In The Art Spirit, my pal Bob Henri talks about the importance of that original intention which sparks one to make a drawing or a painting. What caught my interest? And, all critically, how do I hold on to that intention so my art is infused with that interest? It’s not enough to decide to draw a tree, one must feel something about that tree and have that feeling right in front of one’s eyes and one observes. His advice is to work fast and furiously, blocking in the big masses while the flame is still burning.
My usual technique is to move slowly, with a blank mind. I enter a meditative state and let my eyes cruise around the contours, laying down every line with equal weight until I have explored the whole object. I rarely try to feel anything as I do this but I must be. I choose certain subjects over others because I like them or am curious about them. So I decided to be more aware and to explore some other ways of looking at a tree a few blocks from my hotel.

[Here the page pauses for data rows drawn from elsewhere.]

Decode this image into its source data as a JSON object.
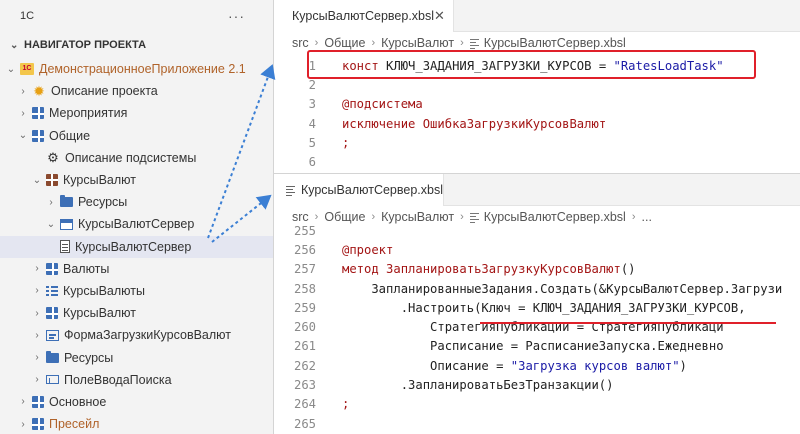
{
  "sidebar": {
    "title": "1С",
    "more": "···",
    "section": "НАВИГАТОР ПРОЕКТА",
    "tree": [
      {
        "label": "ДемонстрационноеПриложение 2.1",
        "icon": "project-1c-icon"
      },
      {
        "label": "Описание проекта",
        "icon": "gear-icon"
      },
      {
        "label": "Мероприятия",
        "icon": "grid-icon"
      },
      {
        "label": "Общие",
        "icon": "grid-icon"
      },
      {
        "label": "Описание подсистемы",
        "icon": "gears-icon"
      },
      {
        "label": "КурсыВалют",
        "icon": "grid-icon"
      },
      {
        "label": "Ресурсы",
        "icon": "folder-icon"
      },
      {
        "label": "КурсыВалютСервер",
        "icon": "module-icon"
      },
      {
        "label": "КурсыВалютСервер",
        "icon": "file-icon"
      },
      {
        "label": "Валюты",
        "icon": "grid-icon"
      },
      {
        "label": "КурсыВалюты",
        "icon": "enum-icon"
      },
      {
        "label": "КурсыВалют",
        "icon": "grid-icon"
      },
      {
        "label": "ФормаЗагрузкиКурсовВалют",
        "icon": "form-icon"
      },
      {
        "label": "Ресурсы",
        "icon": "folder-icon"
      },
      {
        "label": "ПолеВводаПоиска",
        "icon": "input-icon"
      },
      {
        "label": "Основное",
        "icon": "grid-icon"
      },
      {
        "label": "Пресейл",
        "icon": "grid-icon"
      }
    ]
  },
  "pane1": {
    "tab": "КурсыВалютСервер.xbsl",
    "breadcrumb": [
      "src",
      "Общие",
      "КурсыВалют",
      "КурсыВалютСервер.xbsl"
    ],
    "lines": [
      {
        "n": "1",
        "parts": [
          [
            "kw",
            "конст "
          ],
          [
            "",
            "КЛЮЧ_ЗАДАНИЯ_ЗАГРУЗКИ_КУРСОВ = "
          ],
          [
            "str",
            "\"RatesLoadTask\""
          ]
        ]
      },
      {
        "n": "2",
        "parts": []
      },
      {
        "n": "3",
        "parts": [
          [
            "ann",
            "@подсистема"
          ]
        ]
      },
      {
        "n": "4",
        "parts": [
          [
            "kw",
            "исключение "
          ],
          [
            "kw",
            "ОшибкаЗагрузкиКурсовВалют"
          ]
        ]
      },
      {
        "n": "5",
        "parts": [
          [
            "kw",
            ";"
          ]
        ]
      },
      {
        "n": "6",
        "parts": []
      }
    ]
  },
  "pane2": {
    "tab": "КурсыВалютСервер.xbsl",
    "breadcrumb": [
      "src",
      "Общие",
      "КурсыВалют",
      "КурсыВалютСервер.xbsl",
      "..."
    ],
    "lines": [
      {
        "n": "255",
        "parts": []
      },
      {
        "n": "256",
        "parts": [
          [
            "ann",
            "@проект"
          ]
        ]
      },
      {
        "n": "257",
        "parts": [
          [
            "kw",
            "метод "
          ],
          [
            "kw",
            "ЗапланироватьЗагрузкуКурсовВалют"
          ],
          [
            "",
            "()"
          ]
        ]
      },
      {
        "n": "258",
        "parts": [
          [
            "",
            "    ЗапланированныеЗадания.Создать(&КурсыВалютСервер.Загрузи"
          ]
        ]
      },
      {
        "n": "259",
        "parts": [
          [
            "",
            "        .Настроить(Ключ = КЛЮЧ_ЗАДАНИЯ_ЗАГРУЗКИ_КУРСОВ,"
          ]
        ]
      },
      {
        "n": "260",
        "parts": [
          [
            "",
            "            СтратегияПубликации = СтратегияПубликаци"
          ]
        ]
      },
      {
        "n": "261",
        "parts": [
          [
            "",
            "            Расписание = РасписаниеЗапуска.Ежедневно"
          ]
        ]
      },
      {
        "n": "262",
        "parts": [
          [
            "",
            "            Описание = "
          ],
          [
            "str",
            "\"Загрузка курсов валют\""
          ],
          [
            "",
            ")"
          ]
        ]
      },
      {
        "n": "263",
        "parts": [
          [
            "",
            "        .ЗапланироватьБезТранзакции()"
          ]
        ]
      },
      {
        "n": "264",
        "parts": [
          [
            "kw",
            ";"
          ]
        ]
      },
      {
        "n": "265",
        "parts": []
      }
    ]
  },
  "colors": {
    "highlight": "#e0202a",
    "arrow": "#3b7fd4",
    "keyword": "#a31515",
    "string": "#1a1aa6"
  }
}
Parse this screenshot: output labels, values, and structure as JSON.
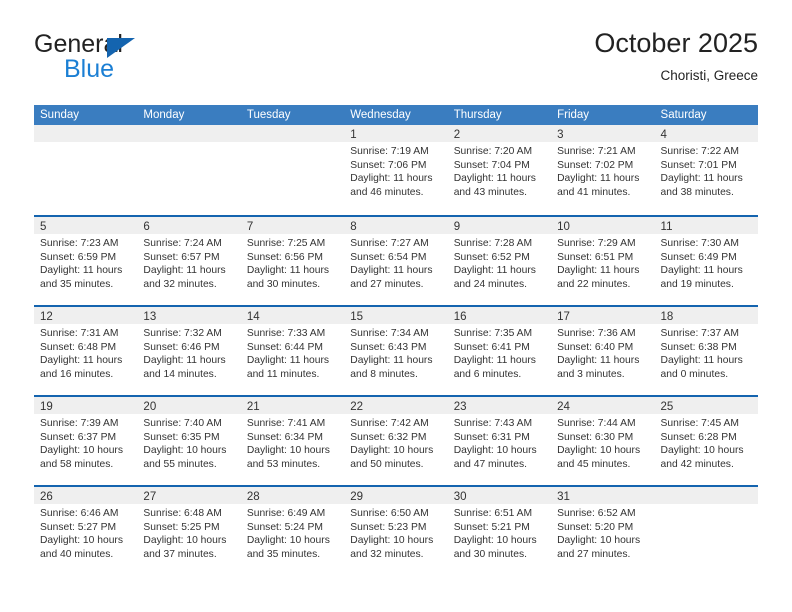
{
  "brand": {
    "name_part1": "General",
    "name_part2": "Blue",
    "accent_color": "#1b7fd4",
    "triangle_color": "#1464af"
  },
  "header": {
    "title": "October 2025",
    "subtitle": "Choristi, Greece"
  },
  "calendar": {
    "header_bg": "#3a7dc0",
    "weekday_headers": [
      "Sunday",
      "Monday",
      "Tuesday",
      "Wednesday",
      "Thursday",
      "Friday",
      "Saturday"
    ],
    "weeks": [
      [
        {
          "day": "",
          "lines": []
        },
        {
          "day": "",
          "lines": []
        },
        {
          "day": "",
          "lines": []
        },
        {
          "day": "1",
          "lines": [
            "Sunrise: 7:19 AM",
            "Sunset: 7:06 PM",
            "Daylight: 11 hours",
            "and 46 minutes."
          ]
        },
        {
          "day": "2",
          "lines": [
            "Sunrise: 7:20 AM",
            "Sunset: 7:04 PM",
            "Daylight: 11 hours",
            "and 43 minutes."
          ]
        },
        {
          "day": "3",
          "lines": [
            "Sunrise: 7:21 AM",
            "Sunset: 7:02 PM",
            "Daylight: 11 hours",
            "and 41 minutes."
          ]
        },
        {
          "day": "4",
          "lines": [
            "Sunrise: 7:22 AM",
            "Sunset: 7:01 PM",
            "Daylight: 11 hours",
            "and 38 minutes."
          ]
        }
      ],
      [
        {
          "day": "5",
          "lines": [
            "Sunrise: 7:23 AM",
            "Sunset: 6:59 PM",
            "Daylight: 11 hours",
            "and 35 minutes."
          ]
        },
        {
          "day": "6",
          "lines": [
            "Sunrise: 7:24 AM",
            "Sunset: 6:57 PM",
            "Daylight: 11 hours",
            "and 32 minutes."
          ]
        },
        {
          "day": "7",
          "lines": [
            "Sunrise: 7:25 AM",
            "Sunset: 6:56 PM",
            "Daylight: 11 hours",
            "and 30 minutes."
          ]
        },
        {
          "day": "8",
          "lines": [
            "Sunrise: 7:27 AM",
            "Sunset: 6:54 PM",
            "Daylight: 11 hours",
            "and 27 minutes."
          ]
        },
        {
          "day": "9",
          "lines": [
            "Sunrise: 7:28 AM",
            "Sunset: 6:52 PM",
            "Daylight: 11 hours",
            "and 24 minutes."
          ]
        },
        {
          "day": "10",
          "lines": [
            "Sunrise: 7:29 AM",
            "Sunset: 6:51 PM",
            "Daylight: 11 hours",
            "and 22 minutes."
          ]
        },
        {
          "day": "11",
          "lines": [
            "Sunrise: 7:30 AM",
            "Sunset: 6:49 PM",
            "Daylight: 11 hours",
            "and 19 minutes."
          ]
        }
      ],
      [
        {
          "day": "12",
          "lines": [
            "Sunrise: 7:31 AM",
            "Sunset: 6:48 PM",
            "Daylight: 11 hours",
            "and 16 minutes."
          ]
        },
        {
          "day": "13",
          "lines": [
            "Sunrise: 7:32 AM",
            "Sunset: 6:46 PM",
            "Daylight: 11 hours",
            "and 14 minutes."
          ]
        },
        {
          "day": "14",
          "lines": [
            "Sunrise: 7:33 AM",
            "Sunset: 6:44 PM",
            "Daylight: 11 hours",
            "and 11 minutes."
          ]
        },
        {
          "day": "15",
          "lines": [
            "Sunrise: 7:34 AM",
            "Sunset: 6:43 PM",
            "Daylight: 11 hours",
            "and 8 minutes."
          ]
        },
        {
          "day": "16",
          "lines": [
            "Sunrise: 7:35 AM",
            "Sunset: 6:41 PM",
            "Daylight: 11 hours",
            "and 6 minutes."
          ]
        },
        {
          "day": "17",
          "lines": [
            "Sunrise: 7:36 AM",
            "Sunset: 6:40 PM",
            "Daylight: 11 hours",
            "and 3 minutes."
          ]
        },
        {
          "day": "18",
          "lines": [
            "Sunrise: 7:37 AM",
            "Sunset: 6:38 PM",
            "Daylight: 11 hours",
            "and 0 minutes."
          ]
        }
      ],
      [
        {
          "day": "19",
          "lines": [
            "Sunrise: 7:39 AM",
            "Sunset: 6:37 PM",
            "Daylight: 10 hours",
            "and 58 minutes."
          ]
        },
        {
          "day": "20",
          "lines": [
            "Sunrise: 7:40 AM",
            "Sunset: 6:35 PM",
            "Daylight: 10 hours",
            "and 55 minutes."
          ]
        },
        {
          "day": "21",
          "lines": [
            "Sunrise: 7:41 AM",
            "Sunset: 6:34 PM",
            "Daylight: 10 hours",
            "and 53 minutes."
          ]
        },
        {
          "day": "22",
          "lines": [
            "Sunrise: 7:42 AM",
            "Sunset: 6:32 PM",
            "Daylight: 10 hours",
            "and 50 minutes."
          ]
        },
        {
          "day": "23",
          "lines": [
            "Sunrise: 7:43 AM",
            "Sunset: 6:31 PM",
            "Daylight: 10 hours",
            "and 47 minutes."
          ]
        },
        {
          "day": "24",
          "lines": [
            "Sunrise: 7:44 AM",
            "Sunset: 6:30 PM",
            "Daylight: 10 hours",
            "and 45 minutes."
          ]
        },
        {
          "day": "25",
          "lines": [
            "Sunrise: 7:45 AM",
            "Sunset: 6:28 PM",
            "Daylight: 10 hours",
            "and 42 minutes."
          ]
        }
      ],
      [
        {
          "day": "26",
          "lines": [
            "Sunrise: 6:46 AM",
            "Sunset: 5:27 PM",
            "Daylight: 10 hours",
            "and 40 minutes."
          ]
        },
        {
          "day": "27",
          "lines": [
            "Sunrise: 6:48 AM",
            "Sunset: 5:25 PM",
            "Daylight: 10 hours",
            "and 37 minutes."
          ]
        },
        {
          "day": "28",
          "lines": [
            "Sunrise: 6:49 AM",
            "Sunset: 5:24 PM",
            "Daylight: 10 hours",
            "and 35 minutes."
          ]
        },
        {
          "day": "29",
          "lines": [
            "Sunrise: 6:50 AM",
            "Sunset: 5:23 PM",
            "Daylight: 10 hours",
            "and 32 minutes."
          ]
        },
        {
          "day": "30",
          "lines": [
            "Sunrise: 6:51 AM",
            "Sunset: 5:21 PM",
            "Daylight: 10 hours",
            "and 30 minutes."
          ]
        },
        {
          "day": "31",
          "lines": [
            "Sunrise: 6:52 AM",
            "Sunset: 5:20 PM",
            "Daylight: 10 hours",
            "and 27 minutes."
          ]
        },
        {
          "day": "",
          "lines": []
        }
      ]
    ]
  }
}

I spent a good long time working in ink first. I was very into the carbuncles and folds of the tree’s skin. As I drew, I became increasingly aware of the tree’s colors: it was quite yellow but cloaked in purple, two complimentary colors. I kept thinking about how these colors inter-played and then I painted over my line with watercolors. I was using my new paper, this Yupo pad I picked up on the weekend. The ink went down very smoothly on it but had a tendency to smear. As I painted I was pretty aware of how unnaturally the paint went down, pooling on the paper instead of soaking in. The colors remained pretty vivid, undimmed by the fibers, but it all felt temporary somehow. I couldn’t really let go, worrying that the whole thing would wipe of the page when I was done. I also felt like I had a long lens on — I was only looking at each square inch of the tree but had little sense of the whole as I drew.
While the pad lay drying in the afternoon sun, I decided to have another go and grabbed my trusty Japanese journal with its 100+lb paper ( intended for drawing but it’ll take watercolor pretty well) and my Faber-Castell PITT bold brown brush marker. In three minutes, I knocked out a sketch, thinking all the while about the flow and energy of the tree. I did a caricature of the yellow and violet and capped my pen.
Next I took a black PITT pen and thought about the tree’s architecture, how it anchored into the ground and how the limbs were bolted onto the spine of the creature. I bore down harder on my pen, drawing firmer lines and painting in more defined shapes of color.
Finally I took my cheap Sheaffer italic pen, loaded with dark brown non-waterproof ink and this time I thought about the movement of the trees, how the carbunckly growth flowed like water or vomit from the trees crotch, how the limbs pulled in different directions and how that tension held the tree together and propelled it into the sky. Now the tree seemed almost serpentine to me, writhing out of the soil, phallic, twisting, alive. The watercolors dulled the lines but it felt okay, as if the fusing the whole thing together.
I look at these four drawings and I’m not sure yet what conclusion to draw about them. I like the earthy energy of my last drawing (as if it was made by a goat or a mole) but there’s still something lovely and light about the first bird-like one. Each has something to say in its way, like the varied members of a string quartet, the ingredients of a cassoulet.
One conclusion is clear: Drawing never fails to amaze me; how it can rip open the doors into your head, how it can transform the world and your place in it. Nobody but me can see this process, this unfolding, as it happens to me. All that’s left for others to see are the pages in my journal, the ass wipings on paper — but never the feast.